**EXERCISE DIRECTIONS**. Each entry needs to be reproduced exactly as it is.

————————

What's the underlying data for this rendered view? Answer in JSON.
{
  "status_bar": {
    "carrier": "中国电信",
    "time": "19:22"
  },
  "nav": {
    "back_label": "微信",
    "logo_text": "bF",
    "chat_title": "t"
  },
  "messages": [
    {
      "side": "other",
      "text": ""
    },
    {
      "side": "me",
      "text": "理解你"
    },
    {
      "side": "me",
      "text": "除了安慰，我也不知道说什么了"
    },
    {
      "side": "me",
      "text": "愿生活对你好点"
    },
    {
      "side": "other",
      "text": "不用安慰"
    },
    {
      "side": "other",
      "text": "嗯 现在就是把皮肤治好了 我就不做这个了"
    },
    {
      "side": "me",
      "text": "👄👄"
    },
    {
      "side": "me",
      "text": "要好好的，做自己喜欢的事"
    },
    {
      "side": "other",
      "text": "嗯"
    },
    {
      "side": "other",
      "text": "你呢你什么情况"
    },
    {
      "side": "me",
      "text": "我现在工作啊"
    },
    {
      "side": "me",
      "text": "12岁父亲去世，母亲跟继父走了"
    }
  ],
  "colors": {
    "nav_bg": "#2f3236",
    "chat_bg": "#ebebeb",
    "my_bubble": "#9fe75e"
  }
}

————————

**TASK RESULT**.
What's the underlying data for this rendered view? Answer in JSON.
{
  "status_bar": {
    "carrier": "中国电信",
    "time": "19:22"
  },
  "nav": {
    "back_label": "微信",
    "logo_text": "bF",
    "chat_title": "t"
  },
  "messages": [
    {
      "side": "other",
      "text": ""
    },
    {
      "side": "me",
      "text": "理解你"
    },
    {
      "side": "me",
      "text": "除了安慰，我也不知道说什么了"
    },
    {
      "side": "me",
      "text": "愿生活对你好点"
    },
    {
      "side": "other",
      "text": "不用安慰"
    },
    {
      "side": "other",
      "text": "嗯 现在就是把皮肤治好了 我就不做这个了"
    },
    {
      "side": "me",
      "text": "👄👄"
    },
    {
      "side": "me",
      "text": "要好好的，做自己喜欢的事"
    },
    {
      "side": "other",
      "text": "嗯"
    },
    {
      "side": "other",
      "text": "你呢你什么情况"
    },
    {
      "side": "me",
      "text": "我现在工作啊"
    },
    {
      "side": "me",
      "text": "12岁父亲去世，母亲跟继父走了"
    }
  ],
  "colors": {
    "nav_bg": "#2f3236",
    "chat_bg": "#ebebeb",
    "my_bubble": "#9fe75e"
  }
}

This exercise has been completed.